Data is sparse but techniques like Generative Adversarial Networks (GANs) can imitate this limited data and create variations of it to train neural networks. The result? A compendium of applications in local and state security, weather forecasting, and a variety of industries.
Streaming videos online is easy and instantaneous, but what happens behind it isn’t.
When you play a video on Netflix, servers around the world store a copy of it. Then the server closest to you delivers the video at maximum speed and quality. Netflix, for instance, used to have its own servers but now depends on AWS, Amazon’s cloud-based infrastructure.
The cloud is not as ephemeral as we’d like it to be. Nor does it just float away with the wind. It has a physicality: All the data in the cloud is stored in data centres, or modern-day digital factories, spread across the world.
In the United States’ North Virginia, for instance, Loudon County has the world’s greatest concentration of data centres. It calls itself a key player in the world’s digital economy as “more than 70 percent of the world’s internet traffic” passes through its digital infrastructure.
Internet traffic, nowadays, is dominated by online video streaming — 58% of internet is just video. And this is not bereft of implication. The ease of streaming services comes with a hefty environmental price tag. It is powered by electricity generated through unclean sources like fossil fuel.
Only last year, online video streaming produced emissions equivalent to the total emissions in Spain and this number is expected to double in the next 6 years.

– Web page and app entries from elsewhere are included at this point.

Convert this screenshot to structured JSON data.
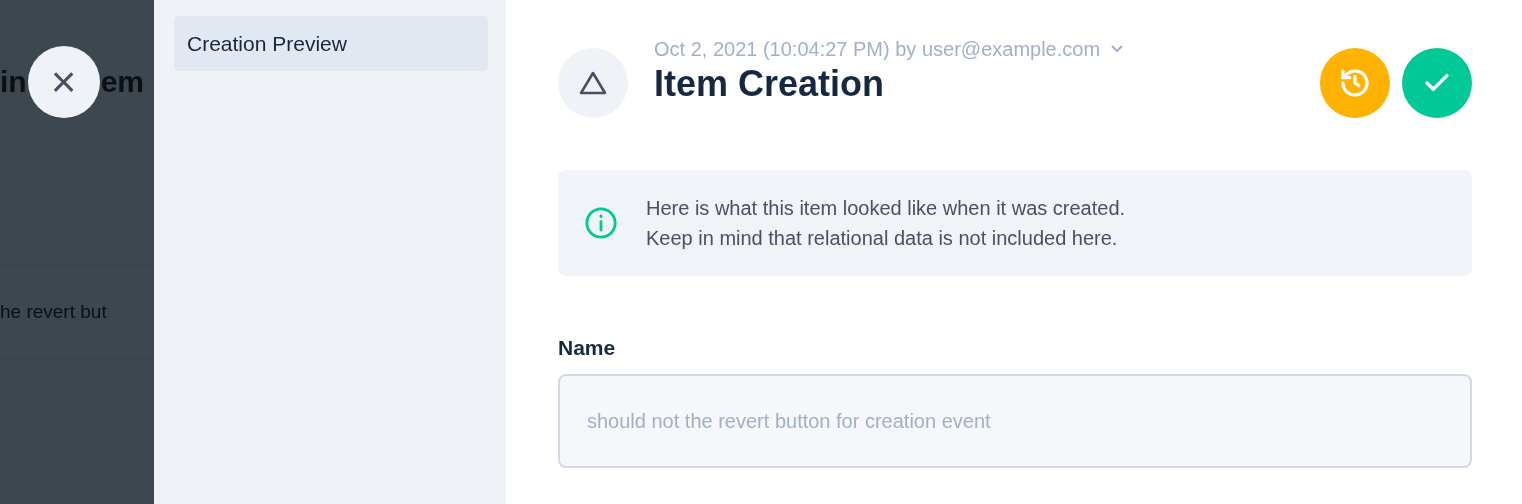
{
  "background_page": {
    "title_fragments": [
      "in",
      "em"
    ],
    "row_text": "he revert but"
  },
  "close_button": {
    "label": "×"
  },
  "sidebar": {
    "items": [
      {
        "label": "Creation Preview",
        "selected": true
      }
    ]
  },
  "header": {
    "meta": "Oct 2, 2021 (10:04:27 PM) by user@example.com",
    "title": "Item Creation"
  },
  "actions": [
    {
      "kind": "revert",
      "color": "#ffb300"
    },
    {
      "kind": "confirm",
      "color": "#00c897"
    }
  ],
  "notice": {
    "lines": [
      "Here is what this item looked like when it was created.",
      "Keep in mind that relational data is not included here."
    ]
  },
  "fields": [
    {
      "label": "Name",
      "value": "should not the revert button for creation event",
      "disabled": true
    }
  ]
}
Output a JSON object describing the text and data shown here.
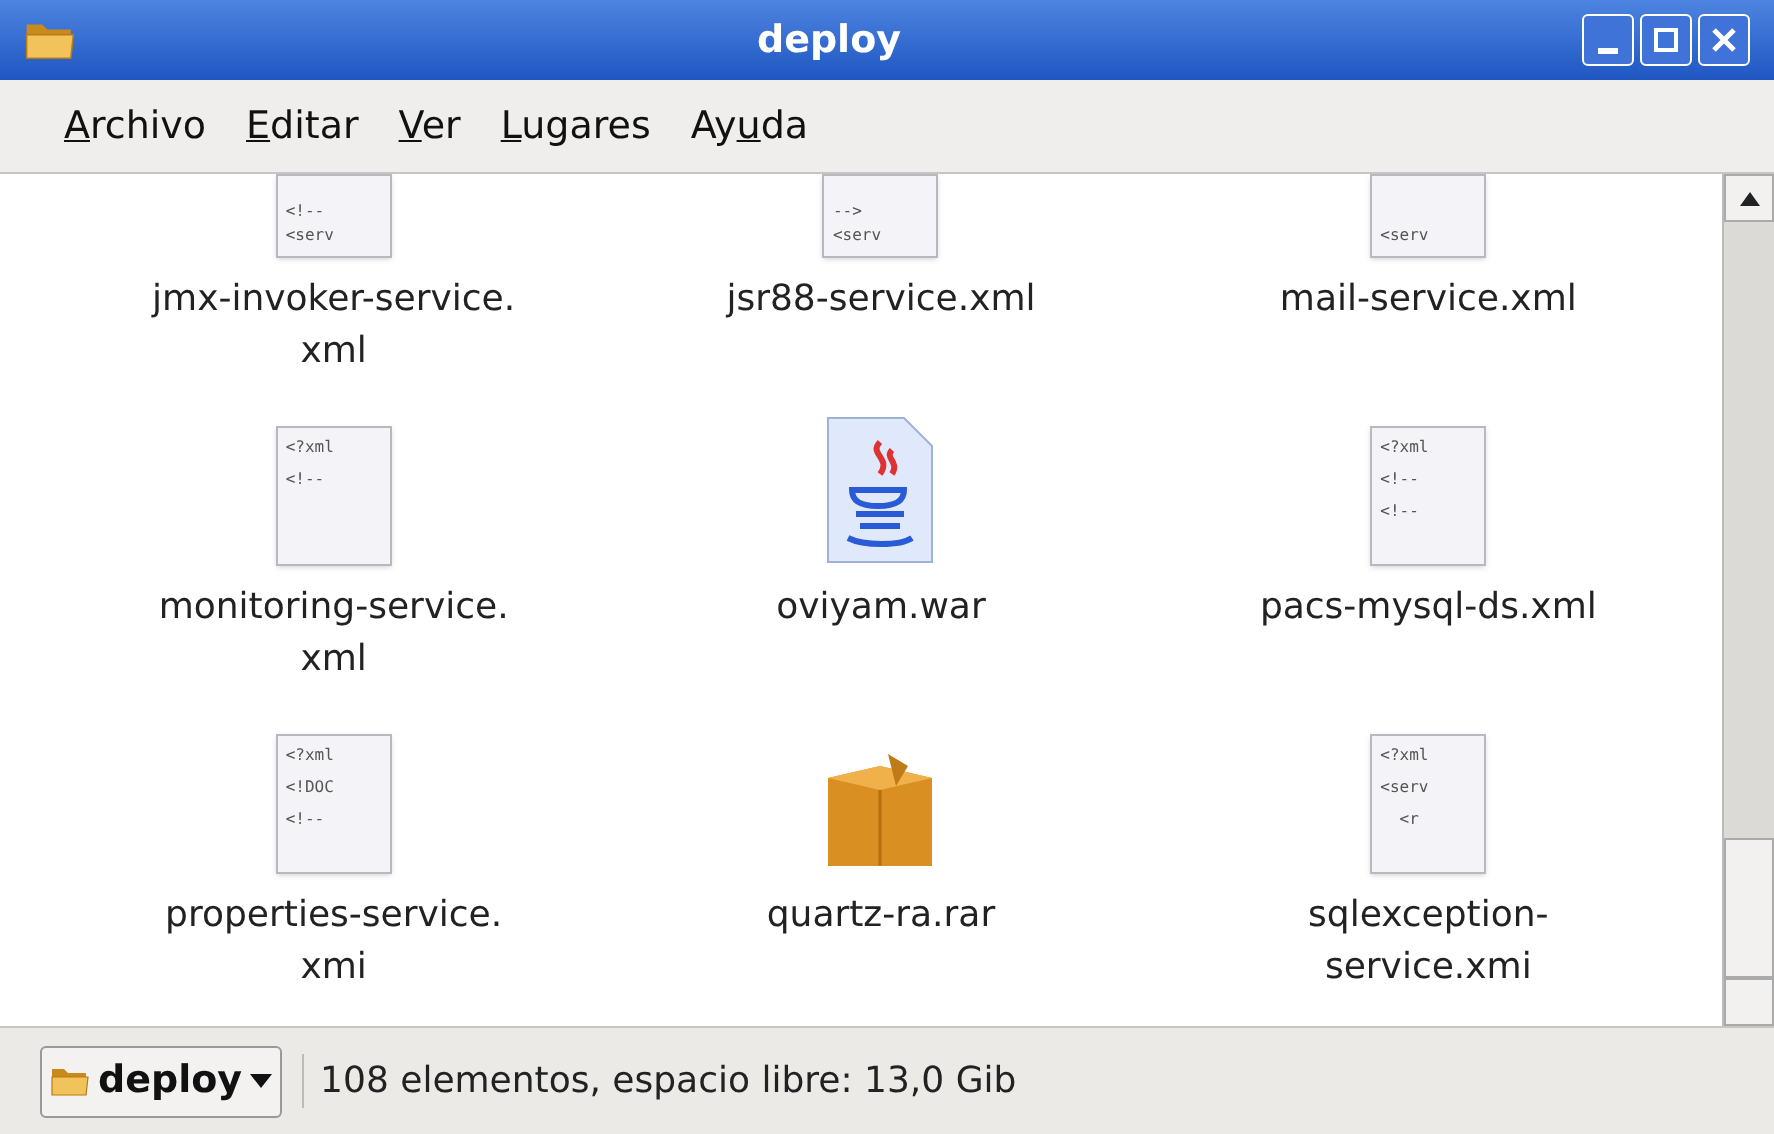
{
  "window": {
    "title": "deploy"
  },
  "menu": [
    {
      "label": "Archivo"
    },
    {
      "label": "Editar"
    },
    {
      "label": "Ver"
    },
    {
      "label": "Lugares"
    },
    {
      "label": "Ayuda"
    }
  ],
  "files": [
    {
      "kind": "xml",
      "label_lines": [
        "jmx-invoker-service.",
        "xml"
      ],
      "preview": [
        "<!--",
        "<serv"
      ]
    },
    {
      "kind": "xml",
      "label_lines": [
        "jsr88-service.xml"
      ],
      "preview": [
        "-->",
        "<serv"
      ]
    },
    {
      "kind": "xml",
      "label_lines": [
        "mail-service.xml"
      ],
      "preview": [
        "<serv"
      ]
    },
    {
      "kind": "xml",
      "label_lines": [
        "monitoring-service.",
        "xml"
      ],
      "preview": [
        "<?xml",
        "<!--"
      ]
    },
    {
      "kind": "java",
      "label_lines": [
        "oviyam.war"
      ]
    },
    {
      "kind": "xml",
      "label_lines": [
        "pacs-mysql-ds.xml"
      ],
      "preview": [
        "<?xml",
        "<!--",
        "<!--"
      ]
    },
    {
      "kind": "xml",
      "label_lines": [
        "properties-service.",
        "xmi"
      ],
      "preview": [
        "<?xml",
        "<!DOC",
        "<!--"
      ]
    },
    {
      "kind": "archive",
      "label_lines": [
        "quartz-ra.rar"
      ]
    },
    {
      "kind": "xml",
      "label_lines": [
        "sqlexception-",
        "service.xmi"
      ],
      "preview": [
        "<?xml",
        "<serv",
        "  <r"
      ]
    }
  ],
  "status_bar": {
    "location": "deploy",
    "text": "108 elementos, espacio libre: 13,0 Gib"
  }
}
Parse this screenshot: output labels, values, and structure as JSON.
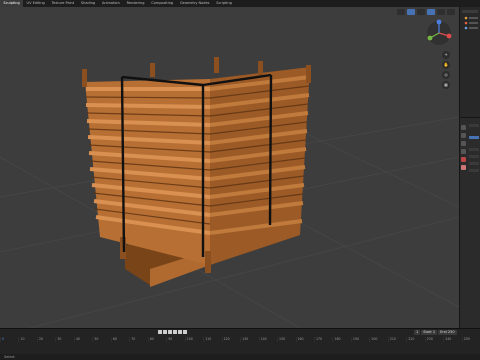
{
  "workspace_tabs": [
    "Sculpting",
    "UV Editing",
    "Texture Paint",
    "Shading",
    "Animation",
    "Rendering",
    "Compositing",
    "Geometry Nodes",
    "Scripting"
  ],
  "viewport": {
    "header_buttons": [
      "",
      "",
      "",
      ""
    ],
    "options_label": "Options"
  },
  "colors": {
    "wood_light": "#c67a3a",
    "wood_dark": "#8a4e1f",
    "strap": "#111111",
    "grid": "#4a4a4a",
    "accent": "#4772b3"
  },
  "timeline": {
    "ruler_ticks": [
      "0",
      "10",
      "20",
      "30",
      "40",
      "50",
      "60",
      "70",
      "80",
      "90",
      "100",
      "110",
      "120",
      "130",
      "140",
      "150",
      "160",
      "170",
      "180",
      "190",
      "200",
      "210",
      "220",
      "230",
      "240",
      "250"
    ],
    "frame_fields": [
      "1",
      "Start 1",
      "End 250"
    ]
  },
  "status": {
    "text": "Select"
  }
}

Studies have also revealed that watching a half-hour show online leads to emissions of 1.6 kg of carbon dioxide equivalent, which roughly makes up to the CO2 emitted while driving for 6.28 km.
Lifestyle choices such as deciding to not stream an online video doesn’t solve the problem. You might even become more conservative and start streaming at 480p but that can’t reverse the impact either.
OTT platforms optimise the video files for all dimensions, qualities and purposes: They convert and store it into hundreds of formats which can each be played on a particular device of a certain size and quality. One file will work exclusively on the iPad, one on 4K video with Dolby sound, one on Windows computer, one on Linux, one on a full HD Android phone, so on and so forth.
High quality video formats obviously expend a lot of energy because of their large sizes. But HD in multiple formats for multiple devices stored in the data centres for transmission tops this and can be extremely wasteful.
The challenge is exacerbated because the pollution is invisible and completely counter-intuitive, especially for those who thought of moving digital as an antidote to pollution. But as it turns out, there’s more to the picture than what’s visible on your device.
Data centres around the world are powered by electricity mostly generated through fossil fuels. A Greenpeace report finds that Dominion Energy, which powers the Loudon County data centre, justifies its fossil fuel investments due to the high energy demand of the data centres. Who are the energy guzzlers? All of us, who are in the value chain.
Data centres use an estimated 200 terawatt hours (TWh) each year, which is half of the electricity used for transport worldwide. But what is frightening is that this usage is touted to grow by 20% in the next 13–15 years. This will lead to a severe increase in carbon emissions. If data centres today contribute around 0.3% of overall carbon emissions, this will steeply rise in the next few years.
But to be fair, many of these companies have made strong renewable energy commitments with promises to replace electricity generated by fossil fuels with 100% renewable energy such as solar and wind in the coming years. But even as companies incorporate more renewable energy, innovations to reduce electricity usage and carbon emission using Artificial Intelligence are emerging at both hardware and software levels.
There’s a thumb rule for any technology: The cost of applying it must be less than the value created by it. And therefore, the focus today is on developing power-efficient algorithm and hardware for AI. At a time when each of our devices have high computational power, there’s a lot that can be done on the edge, that is, on the device. When AI algorithms run on the device as opposed to the cloud, it creates various benefits. There’s not only an immediate response, increased reliability and privacy but also a more efficient use of energy and bandwidth.
In the case of video streaming, AI can use device-intelligence to ensure that instead of storing multiple data formats on the server, the device’s computational power is used to upscale the video and remove artefacts — thus preventing wastage and freeing space.
Here’s where hardware plays a key role as well: companies like Qualcomm are already innovating to create hardware designed to use less energy and give high performance per watt. AI algorithms can then leverage this hardware optimisation.
Streaming is exploding but this increased awareness around emissions and the environmental impact of going digital can push companies to self-regulate. A key step here is to create a standard that establishes that no emissions should exceed a certain percentage for every GB of transmission.
At the end of the day, it will be a combination of AI algorithms and hardware that will help achieve energy-efficient, holistic solutions; where what meets the eye is all there is.